40% of the World’s Banks are Publicly Owned
Ellen Brown – author of Web of Debt, and the soon-to-released book The Public Banking Solution gave some stunning statistics at last night’s Public Banking Institute conference:
- 40% of banks in the world are publicly owned (for background on what public banking is, see this and this). Public banks are mainly located in the BRICs (Brazil, Russia, India and China). And all of the BRICs have fared much better during the credit crisis than the U.S. and other Western banks
- There are now 20 American states banks with pending public banking bills
- Brown notes, “For $20 million dollars, a state or local government could buy a bank, and put in all your revenues. Then you’d be protected. And then you could decide what you’re going to do with your money.”
- In the best years, the U.S. financial sector made 40% of all corporate profits. This is bad, given that economist Steve Keen has shown that “a sustainable level of bank profits appears to be about 1% of GDP”, and that higher bank profits leads to a ponzi economy and a depression
University of Maryland political science professor Gar Alperovitz – former Legislative Director in the U.S. House of Representatives and the U.S. Senate, and Special Assistant in the Department of State – also spoke at the Public Banking conference.
Alperovitz said that the “bottom up” approach of public banking will work faster than breaking up or nationalizing the banks. Why? Because if you break them up, they’ll just regroup and then take over the system again. (We obviously have to break up the giant banks as well)
Alperovitz notes that there is a “massive new economy movement” moving from the ground up. For example:
- 40% of U.S. population – 130 million Americans – are already members of coops of one kind or another, including credit unions
- 10 million people are involved in worker-owned companies. That is 3 million more than involved in labor unions for private companies
- Credit unions have more capital collectively than any one of the big 5 banks
Alperovitz ended on this inspiring note:
We may be the starting point of an emergent movement that will overcome.

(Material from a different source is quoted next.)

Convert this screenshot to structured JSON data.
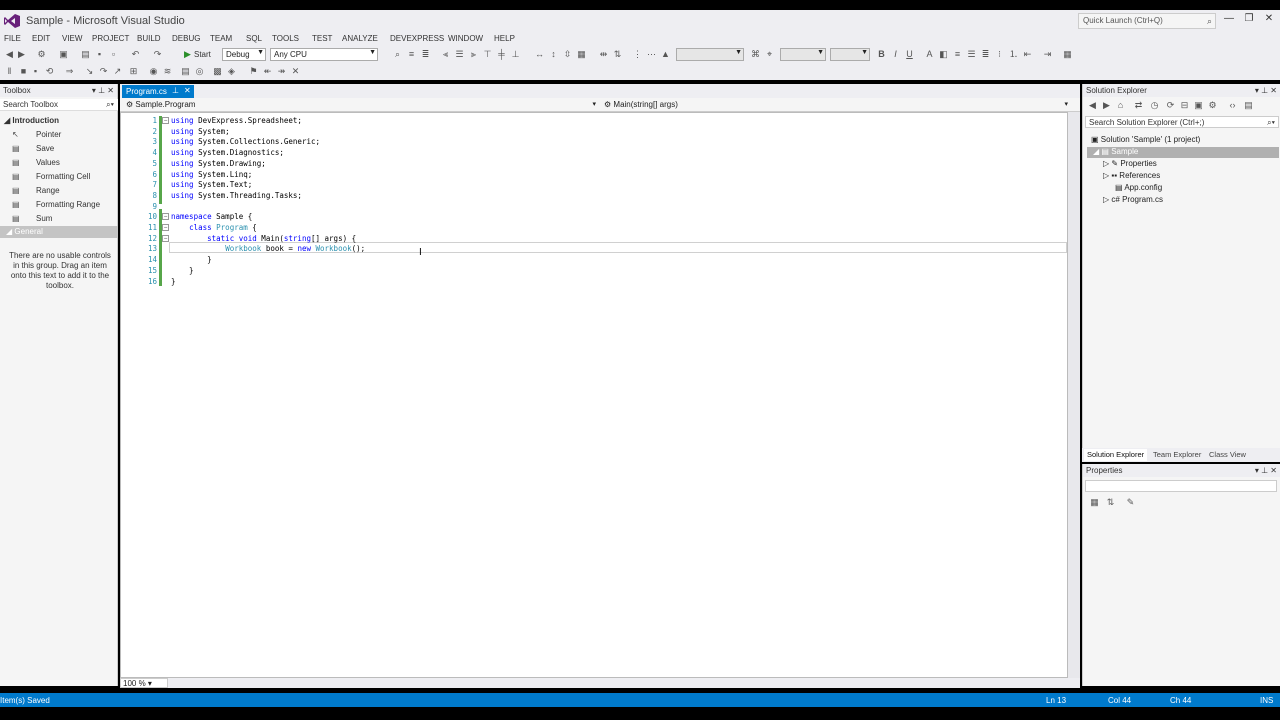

A member of Iceland’s parliament pointed out that Iceland’s main banks used to be public, but that the politicians let them be privatized a few years before the crisis.
Matt Taibbi also spoke at the conference.
Taibbi said that things have gone wrong because people haven’t been paying attention to what the big financial players have been doing:
We have abdicated responsibility to learn how our world is being run.
Taibbi also says:
When they cross the line and no one notices it … they keep crossing lines.
The financial sector knows that no one understands what’s going on, so they keep pushing the envelope further and further … getting into more and bigger criminal schemes.
Taibbi noted that a Federal Reserve bank found that you would need at least 70,000 to 80,000 people to audit one of the big banks to the extent that small banks are audited.
He says that the big banks themselves can’t even audit their own operations. They don’t know how interconnected and intertwined they are, or what operations they’re really engaged in.
Taibbi said we are in a dire situation:
If we don’t do something soon – if the public isn’t educated quickly about how bad things are getting – we won’t have a chance to do anything about it in the future.
However, he notes that we have more power than we realize, because – underneath their air of invincibility – the big banks are very fragile and “extraordinary vulnerable”.
Every time there is any bad publicity, any expose about what they’re really doing, any question that the government won’t unconditionally and forever prop them up, investors flee from their stock and their market cap plummets.
Their lives are in our hands.
Taibbi supports public banking as a better alternative … because it is much more transparent than the current American banking system.